* _What to produce_: Every line of the listing is to be printed again exactly.

* _Record extracts_:
************

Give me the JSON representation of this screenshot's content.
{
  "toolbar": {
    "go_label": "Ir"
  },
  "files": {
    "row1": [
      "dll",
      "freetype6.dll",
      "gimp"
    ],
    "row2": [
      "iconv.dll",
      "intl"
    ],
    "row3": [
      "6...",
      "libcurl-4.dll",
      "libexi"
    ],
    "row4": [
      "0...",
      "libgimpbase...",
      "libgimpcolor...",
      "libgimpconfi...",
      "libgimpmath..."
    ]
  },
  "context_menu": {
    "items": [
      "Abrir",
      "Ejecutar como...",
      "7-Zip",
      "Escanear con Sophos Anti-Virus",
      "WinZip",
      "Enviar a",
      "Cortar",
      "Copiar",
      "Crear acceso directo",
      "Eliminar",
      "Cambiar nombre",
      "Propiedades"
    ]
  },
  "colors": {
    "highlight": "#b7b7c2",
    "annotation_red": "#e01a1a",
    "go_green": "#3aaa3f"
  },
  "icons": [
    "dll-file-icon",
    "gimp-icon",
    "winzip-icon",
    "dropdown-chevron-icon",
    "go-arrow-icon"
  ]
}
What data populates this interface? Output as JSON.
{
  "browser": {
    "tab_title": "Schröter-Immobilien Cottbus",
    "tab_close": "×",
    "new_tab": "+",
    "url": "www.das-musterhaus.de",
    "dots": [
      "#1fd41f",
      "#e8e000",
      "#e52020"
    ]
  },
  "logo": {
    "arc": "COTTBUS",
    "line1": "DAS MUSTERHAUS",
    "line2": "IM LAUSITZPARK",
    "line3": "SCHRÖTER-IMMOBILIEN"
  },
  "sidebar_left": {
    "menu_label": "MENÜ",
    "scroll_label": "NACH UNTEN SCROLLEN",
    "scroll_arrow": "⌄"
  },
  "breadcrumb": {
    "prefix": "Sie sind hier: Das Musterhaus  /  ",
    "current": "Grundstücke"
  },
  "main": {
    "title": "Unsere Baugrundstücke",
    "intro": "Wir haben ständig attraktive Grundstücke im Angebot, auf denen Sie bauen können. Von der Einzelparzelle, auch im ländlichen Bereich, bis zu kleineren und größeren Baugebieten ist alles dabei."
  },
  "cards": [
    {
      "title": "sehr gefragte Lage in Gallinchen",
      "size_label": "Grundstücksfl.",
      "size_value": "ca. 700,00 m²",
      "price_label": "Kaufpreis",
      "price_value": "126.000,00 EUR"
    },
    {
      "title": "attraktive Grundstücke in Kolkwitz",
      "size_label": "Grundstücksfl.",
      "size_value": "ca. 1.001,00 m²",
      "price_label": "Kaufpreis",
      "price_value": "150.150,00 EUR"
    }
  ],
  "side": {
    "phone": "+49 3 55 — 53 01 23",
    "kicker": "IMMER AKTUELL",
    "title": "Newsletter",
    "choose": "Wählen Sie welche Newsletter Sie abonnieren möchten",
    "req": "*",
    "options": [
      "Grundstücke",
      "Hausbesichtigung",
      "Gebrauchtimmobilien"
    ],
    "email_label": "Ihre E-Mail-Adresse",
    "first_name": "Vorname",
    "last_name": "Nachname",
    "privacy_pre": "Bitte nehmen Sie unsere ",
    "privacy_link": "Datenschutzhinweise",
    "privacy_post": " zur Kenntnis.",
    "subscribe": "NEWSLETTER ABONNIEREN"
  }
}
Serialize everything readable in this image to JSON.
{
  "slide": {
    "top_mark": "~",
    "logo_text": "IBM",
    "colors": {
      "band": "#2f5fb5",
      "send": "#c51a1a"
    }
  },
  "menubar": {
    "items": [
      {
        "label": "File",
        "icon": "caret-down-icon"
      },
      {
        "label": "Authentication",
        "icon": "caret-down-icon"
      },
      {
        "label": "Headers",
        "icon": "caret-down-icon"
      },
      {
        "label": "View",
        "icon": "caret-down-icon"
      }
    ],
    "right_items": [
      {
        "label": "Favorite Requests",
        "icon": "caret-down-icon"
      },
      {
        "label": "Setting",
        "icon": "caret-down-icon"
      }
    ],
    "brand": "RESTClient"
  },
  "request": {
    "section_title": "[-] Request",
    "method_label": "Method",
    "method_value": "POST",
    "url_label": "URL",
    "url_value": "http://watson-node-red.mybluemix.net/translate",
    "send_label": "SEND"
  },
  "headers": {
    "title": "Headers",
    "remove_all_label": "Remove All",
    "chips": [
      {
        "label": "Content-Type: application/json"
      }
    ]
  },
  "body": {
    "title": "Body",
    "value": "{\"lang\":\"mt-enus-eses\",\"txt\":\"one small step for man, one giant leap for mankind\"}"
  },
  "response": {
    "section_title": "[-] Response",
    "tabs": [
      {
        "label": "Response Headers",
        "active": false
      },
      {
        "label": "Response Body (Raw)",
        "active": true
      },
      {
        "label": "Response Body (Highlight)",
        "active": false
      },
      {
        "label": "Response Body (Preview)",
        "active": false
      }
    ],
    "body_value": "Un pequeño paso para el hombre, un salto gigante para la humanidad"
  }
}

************

* _Your response_:
Give me the JSON representation of this screenshot's content.
{
  "toolbar": {
    "go_label": "Ir"
  },
  "files": {
    "row1": [
      "dll",
      "freetype6.dll",
      "gimp"
    ],
    "row2": [
      "iconv.dll",
      "intl"
    ],
    "row3": [
      "6...",
      "libcurl-4.dll",
      "libexi"
    ],
    "row4": [
      "0...",
      "libgimpbase...",
      "libgimpcolor...",
      "libgimpconfi...",
      "libgimpmath..."
    ]
  },
  "context_menu": {
    "items": [
      "Abrir",
      "Ejecutar como...",
      "7-Zip",
      "Escanear con Sophos Anti-Virus",
      "WinZip",
      "Enviar a",
      "Cortar",
      "Copiar",
      "Crear acceso directo",
      "Eliminar",
      "Cambiar nombre",
      "Propiedades"
    ]
  },
  "colors": {
    "highlight": "#b7b7c2",
    "annotation_red": "#e01a1a",
    "go_green": "#3aaa3f"
  },
  "icons": [
    "dll-file-icon",
    "gimp-icon",
    "winzip-icon",
    "dropdown-chevron-icon",
    "go-arrow-icon"
  ]
}
What data populates this interface? Output as JSON.
{
  "browser": {
    "tab_title": "Schröter-Immobilien Cottbus",
    "tab_close": "×",
    "new_tab": "+",
    "url": "www.das-musterhaus.de",
    "dots": [
      "#1fd41f",
      "#e8e000",
      "#e52020"
    ]
  },
  "logo": {
    "arc": "COTTBUS",
    "line1": "DAS MUSTERHAUS",
    "line2": "IM LAUSITZPARK",
    "line3": "SCHRÖTER-IMMOBILIEN"
  },
  "sidebar_left": {
    "menu_label": "MENÜ",
    "scroll_label": "NACH UNTEN SCROLLEN",
    "scroll_arrow": "⌄"
  },
  "breadcrumb": {
    "prefix": "Sie sind hier: Das Musterhaus  /  ",
    "current": "Grundstücke"
  },
  "main": {
    "title": "Unsere Baugrundstücke",
    "intro": "Wir haben ständig attraktive Grundstücke im Angebot, auf denen Sie bauen können. Von der Einzelparzelle, auch im ländlichen Bereich, bis zu kleineren und größeren Baugebieten ist alles dabei."
  },
  "cards": [
    {
      "title": "sehr gefragte Lage in Gallinchen",
      "size_label": "Grundstücksfl.",
      "size_value": "ca. 700,00 m²",
      "price_label": "Kaufpreis",
      "price_value": "126.000,00 EUR"
    },
    {
      "title": "attraktive Grundstücke in Kolkwitz",
      "size_label": "Grundstücksfl.",
      "size_value": "ca. 1.001,00 m²",
      "price_label": "Kaufpreis",
      "price_value": "150.150,00 EUR"
    }
  ],
  "side": {
    "phone": "+49 3 55 — 53 01 23",
    "kicker": "IMMER AKTUELL",
    "title": "Newsletter",
    "choose": "Wählen Sie welche Newsletter Sie abonnieren möchten",
    "req": "*",
    "options": [
      "Grundstücke",
      "Hausbesichtigung",
      "Gebrauchtimmobilien"
    ],
    "email_label": "Ihre E-Mail-Adresse",
    "first_name": "Vorname",
    "last_name": "Nachname",
    "privacy_pre": "Bitte nehmen Sie unsere ",
    "privacy_link": "Datenschutzhinweise",
    "privacy_post": " zur Kenntnis.",
    "subscribe": "NEWSLETTER ABONNIEREN"
  }
}
Serialize everything readable in this image to JSON.
{
  "slide": {
    "top_mark": "~",
    "logo_text": "IBM",
    "colors": {
      "band": "#2f5fb5",
      "send": "#c51a1a"
    }
  },
  "menubar": {
    "items": [
      {
        "label": "File",
        "icon": "caret-down-icon"
      },
      {
        "label": "Authentication",
        "icon": "caret-down-icon"
      },
      {
        "label": "Headers",
        "icon": "caret-down-icon"
      },
      {
        "label": "View",
        "icon": "caret-down-icon"
      }
    ],
    "right_items": [
      {
        "label": "Favorite Requests",
        "icon": "caret-down-icon"
      },
      {
        "label": "Setting",
        "icon": "caret-down-icon"
      }
    ],
    "brand": "RESTClient"
  },
  "request": {
    "section_title": "[-] Request",
    "method_label": "Method",
    "method_value": "POST",
    "url_label": "URL",
    "url_value": "http://watson-node-red.mybluemix.net/translate",
    "send_label": "SEND"
  },
  "headers": {
    "title": "Headers",
    "remove_all_label": "Remove All",
    "chips": [
      {
        "label": "Content-Type: application/json"
      }
    ]
  },
  "body": {
    "title": "Body",
    "value": "{\"lang\":\"mt-enus-eses\",\"txt\":\"one small step for man, one giant leap for mankind\"}"
  },
  "response": {
    "section_title": "[-] Response",
    "tabs": [
      {
        "label": "Response Headers",
        "active": false
      },
      {
        "label": "Response Body (Raw)",
        "active": true
      },
      {
        "label": "Response Body (Highlight)",
        "active": false
      },
      {
        "label": "Response Body (Preview)",
        "active": false
      }
    ],
    "body_value": "Un pequeño paso para el hombre, un salto gigante para la humanidad"
  }
}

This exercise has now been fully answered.